Items from an interface collection:
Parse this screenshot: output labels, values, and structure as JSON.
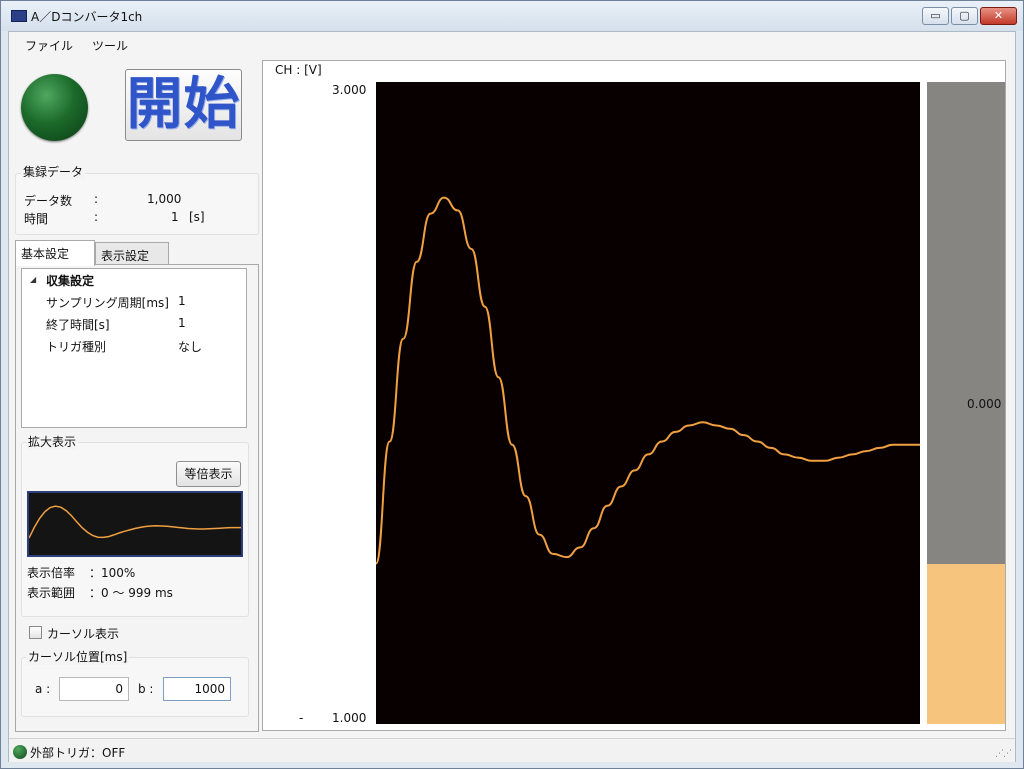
{
  "window": {
    "title": "A／Dコンバータ1ch",
    "minimize_glyph": "▭",
    "maximize_glyph": "▢",
    "close_glyph": "✕"
  },
  "menu": [
    "ファイル",
    "ツール"
  ],
  "start_button": "開始",
  "collected": {
    "title": "集録データ",
    "rows": [
      {
        "label": "データ数",
        "sep": ":",
        "value": "1,000",
        "unit": ""
      },
      {
        "label": "時間",
        "sep": ":",
        "value": "1",
        "unit": "[s]"
      }
    ]
  },
  "tabs": [
    "基本設定",
    "表示設定"
  ],
  "settings": {
    "group": "収集設定",
    "expander_glyph": "◢",
    "items": [
      {
        "label": "サンプリング周期[ms]",
        "value": "1"
      },
      {
        "label": "終了時間[s]",
        "value": "1"
      },
      {
        "label": "トリガ種別",
        "value": "なし"
      }
    ]
  },
  "zoom": {
    "title": "拡大表示",
    "button": "等倍表示",
    "rate_label": "表示倍率",
    "rate_value": "：100%",
    "range_label": "表示範囲",
    "range_value": "：0 ～ 999 ms"
  },
  "cursor": {
    "show_label": "カーソル表示",
    "show_checked": false,
    "position_title": "カーソル位置[ms]",
    "a_label": "a :",
    "a_value": "0",
    "b_label": "b :",
    "b_value": "1000"
  },
  "plot": {
    "channel_label": "CH : [V]",
    "meter_value": "0.000",
    "line_color": "#f0a040"
  },
  "status": {
    "text": "外部トリガ：OFF"
  },
  "chart_data": {
    "type": "line",
    "ylabel": "CH : [V]",
    "ylim": [
      1.0,
      3.0
    ],
    "yticks": [
      "3.000",
      "1.000"
    ],
    "x_unit": "ms",
    "xlim": [
      0,
      999
    ],
    "series": [
      {
        "x": [
          0,
          25,
          50,
          75,
          100,
          125,
          150,
          175,
          200,
          225,
          250,
          275,
          300,
          325,
          350,
          375,
          400,
          425,
          450,
          475,
          500,
          525,
          550,
          575,
          600,
          625,
          650,
          675,
          700,
          725,
          750,
          775,
          800,
          825,
          850,
          875,
          900,
          925,
          950,
          975,
          999
        ],
        "values": [
          1.5,
          1.88,
          2.2,
          2.44,
          2.59,
          2.64,
          2.6,
          2.48,
          2.3,
          2.08,
          1.87,
          1.71,
          1.59,
          1.53,
          1.52,
          1.55,
          1.61,
          1.68,
          1.74,
          1.79,
          1.84,
          1.88,
          1.91,
          1.93,
          1.94,
          1.93,
          1.92,
          1.9,
          1.88,
          1.86,
          1.84,
          1.83,
          1.82,
          1.82,
          1.83,
          1.84,
          1.85,
          1.86,
          1.87,
          1.87,
          1.87
        ]
      }
    ],
    "grid": false
  },
  "preview_data": {
    "values": [
      1.5,
      1.88,
      2.2,
      2.44,
      2.59,
      2.64,
      2.6,
      2.48,
      2.3,
      2.08,
      1.87,
      1.71,
      1.59,
      1.53,
      1.52,
      1.55,
      1.61,
      1.68,
      1.74,
      1.79,
      1.84,
      1.88,
      1.91,
      1.93,
      1.94,
      1.93,
      1.92,
      1.9,
      1.88,
      1.86,
      1.84,
      1.83,
      1.82,
      1.82,
      1.83,
      1.84,
      1.85,
      1.86,
      1.87,
      1.87,
      1.87
    ]
  },
  "meter": {
    "fill_fraction": 0.25
  }
}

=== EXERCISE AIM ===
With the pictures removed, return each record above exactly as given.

=== WRITTEN RESPONSE ===
Parse this screenshot: output labels, values, and structure as JSON.
{
  "window": {
    "title": "A／Dコンバータ1ch",
    "minimize_glyph": "▭",
    "maximize_glyph": "▢",
    "close_glyph": "✕"
  },
  "menu": [
    "ファイル",
    "ツール"
  ],
  "start_button": "開始",
  "collected": {
    "title": "集録データ",
    "rows": [
      {
        "label": "データ数",
        "sep": ":",
        "value": "1,000",
        "unit": ""
      },
      {
        "label": "時間",
        "sep": ":",
        "value": "1",
        "unit": "[s]"
      }
    ]
  },
  "tabs": [
    "基本設定",
    "表示設定"
  ],
  "settings": {
    "group": "収集設定",
    "expander_glyph": "◢",
    "items": [
      {
        "label": "サンプリング周期[ms]",
        "value": "1"
      },
      {
        "label": "終了時間[s]",
        "value": "1"
      },
      {
        "label": "トリガ種別",
        "value": "なし"
      }
    ]
  },
  "zoom": {
    "title": "拡大表示",
    "button": "等倍表示",
    "rate_label": "表示倍率",
    "rate_value": "：100%",
    "range_label": "表示範囲",
    "range_value": "：0 ～ 999 ms"
  },
  "cursor": {
    "show_label": "カーソル表示",
    "show_checked": false,
    "position_title": "カーソル位置[ms]",
    "a_label": "a :",
    "a_value": "0",
    "b_label": "b :",
    "b_value": "1000"
  },
  "plot": {
    "channel_label": "CH : [V]",
    "meter_value": "0.000",
    "line_color": "#f0a040"
  },
  "status": {
    "text": "外部トリガ：OFF"
  },
  "chart_data": {
    "type": "line",
    "ylabel": "CH : [V]",
    "ylim": [
      1.0,
      3.0
    ],
    "yticks": [
      "3.000",
      "1.000"
    ],
    "x_unit": "ms",
    "xlim": [
      0,
      999
    ],
    "series": [
      {
        "x": [
          0,
          25,
          50,
          75,
          100,
          125,
          150,
          175,
          200,
          225,
          250,
          275,
          300,
          325,
          350,
          375,
          400,
          425,
          450,
          475,
          500,
          525,
          550,
          575,
          600,
          625,
          650,
          675,
          700,
          725,
          750,
          775,
          800,
          825,
          850,
          875,
          900,
          925,
          950,
          975,
          999
        ],
        "values": [
          1.5,
          1.88,
          2.2,
          2.44,
          2.59,
          2.64,
          2.6,
          2.48,
          2.3,
          2.08,
          1.87,
          1.71,
          1.59,
          1.53,
          1.52,
          1.55,
          1.61,
          1.68,
          1.74,
          1.79,
          1.84,
          1.88,
          1.91,
          1.93,
          1.94,
          1.93,
          1.92,
          1.9,
          1.88,
          1.86,
          1.84,
          1.83,
          1.82,
          1.82,
          1.83,
          1.84,
          1.85,
          1.86,
          1.87,
          1.87,
          1.87
        ]
      }
    ],
    "grid": false
  },
  "preview_data": {
    "values": [
      1.5,
      1.88,
      2.2,
      2.44,
      2.59,
      2.64,
      2.6,
      2.48,
      2.3,
      2.08,
      1.87,
      1.71,
      1.59,
      1.53,
      1.52,
      1.55,
      1.61,
      1.68,
      1.74,
      1.79,
      1.84,
      1.88,
      1.91,
      1.93,
      1.94,
      1.93,
      1.92,
      1.9,
      1.88,
      1.86,
      1.84,
      1.83,
      1.82,
      1.82,
      1.83,
      1.84,
      1.85,
      1.86,
      1.87,
      1.87,
      1.87
    ]
  },
  "meter": {
    "fill_fraction": 0.25
  }
}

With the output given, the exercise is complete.